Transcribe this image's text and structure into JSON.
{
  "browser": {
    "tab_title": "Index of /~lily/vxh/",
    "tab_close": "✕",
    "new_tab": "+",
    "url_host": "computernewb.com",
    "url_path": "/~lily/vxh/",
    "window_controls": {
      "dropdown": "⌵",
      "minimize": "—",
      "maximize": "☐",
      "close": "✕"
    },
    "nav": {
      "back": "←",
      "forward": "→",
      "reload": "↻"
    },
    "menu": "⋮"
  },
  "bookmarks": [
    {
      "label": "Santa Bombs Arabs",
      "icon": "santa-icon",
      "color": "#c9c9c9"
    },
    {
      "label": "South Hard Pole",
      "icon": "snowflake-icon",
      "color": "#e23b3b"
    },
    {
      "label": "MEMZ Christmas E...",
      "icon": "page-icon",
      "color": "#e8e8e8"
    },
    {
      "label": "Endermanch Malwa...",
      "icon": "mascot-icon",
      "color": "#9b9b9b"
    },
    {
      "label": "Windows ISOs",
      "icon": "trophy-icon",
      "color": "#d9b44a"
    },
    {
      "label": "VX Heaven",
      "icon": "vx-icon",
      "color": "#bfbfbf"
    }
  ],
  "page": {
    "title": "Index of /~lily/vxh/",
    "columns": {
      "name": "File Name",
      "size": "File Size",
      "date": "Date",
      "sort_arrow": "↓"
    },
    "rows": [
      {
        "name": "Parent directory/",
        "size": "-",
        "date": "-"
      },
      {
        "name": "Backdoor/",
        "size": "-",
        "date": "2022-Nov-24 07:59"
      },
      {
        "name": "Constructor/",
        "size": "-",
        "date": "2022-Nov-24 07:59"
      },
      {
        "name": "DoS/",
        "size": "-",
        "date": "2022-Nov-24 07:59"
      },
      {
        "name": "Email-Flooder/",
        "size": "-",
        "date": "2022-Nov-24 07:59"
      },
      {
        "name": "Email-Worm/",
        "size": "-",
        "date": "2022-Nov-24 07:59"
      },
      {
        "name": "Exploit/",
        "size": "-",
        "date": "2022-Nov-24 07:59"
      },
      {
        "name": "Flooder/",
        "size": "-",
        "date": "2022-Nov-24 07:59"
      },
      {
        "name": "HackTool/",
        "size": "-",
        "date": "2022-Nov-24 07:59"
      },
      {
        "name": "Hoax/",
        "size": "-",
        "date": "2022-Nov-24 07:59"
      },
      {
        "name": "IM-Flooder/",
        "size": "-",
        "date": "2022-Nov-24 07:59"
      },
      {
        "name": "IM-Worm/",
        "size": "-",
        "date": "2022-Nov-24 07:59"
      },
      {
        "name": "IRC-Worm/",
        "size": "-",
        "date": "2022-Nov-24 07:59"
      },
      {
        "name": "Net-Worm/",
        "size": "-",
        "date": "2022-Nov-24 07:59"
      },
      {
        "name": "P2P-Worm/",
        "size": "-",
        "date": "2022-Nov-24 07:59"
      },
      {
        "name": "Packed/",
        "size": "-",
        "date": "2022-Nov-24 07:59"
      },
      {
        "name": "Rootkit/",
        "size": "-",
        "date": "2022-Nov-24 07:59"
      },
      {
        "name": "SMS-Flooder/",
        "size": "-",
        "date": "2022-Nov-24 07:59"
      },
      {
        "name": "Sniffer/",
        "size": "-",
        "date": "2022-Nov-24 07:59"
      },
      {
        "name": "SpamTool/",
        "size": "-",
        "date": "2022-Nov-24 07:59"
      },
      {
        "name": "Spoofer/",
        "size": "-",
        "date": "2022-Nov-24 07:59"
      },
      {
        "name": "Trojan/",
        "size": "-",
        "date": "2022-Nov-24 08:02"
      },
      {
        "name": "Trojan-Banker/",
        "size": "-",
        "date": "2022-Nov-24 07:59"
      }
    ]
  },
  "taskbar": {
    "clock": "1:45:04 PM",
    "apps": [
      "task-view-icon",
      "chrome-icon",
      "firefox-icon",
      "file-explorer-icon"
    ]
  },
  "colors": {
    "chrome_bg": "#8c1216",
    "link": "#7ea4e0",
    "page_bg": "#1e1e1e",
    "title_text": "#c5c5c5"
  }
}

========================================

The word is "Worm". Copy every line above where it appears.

▶ EXERCISE RESPONSE
        "name": "Email-Worm/",
        "name": "IM-Worm/",
        "name": "IRC-Worm/",
        "name": "Net-Worm/",
        "name": "P2P-Worm/",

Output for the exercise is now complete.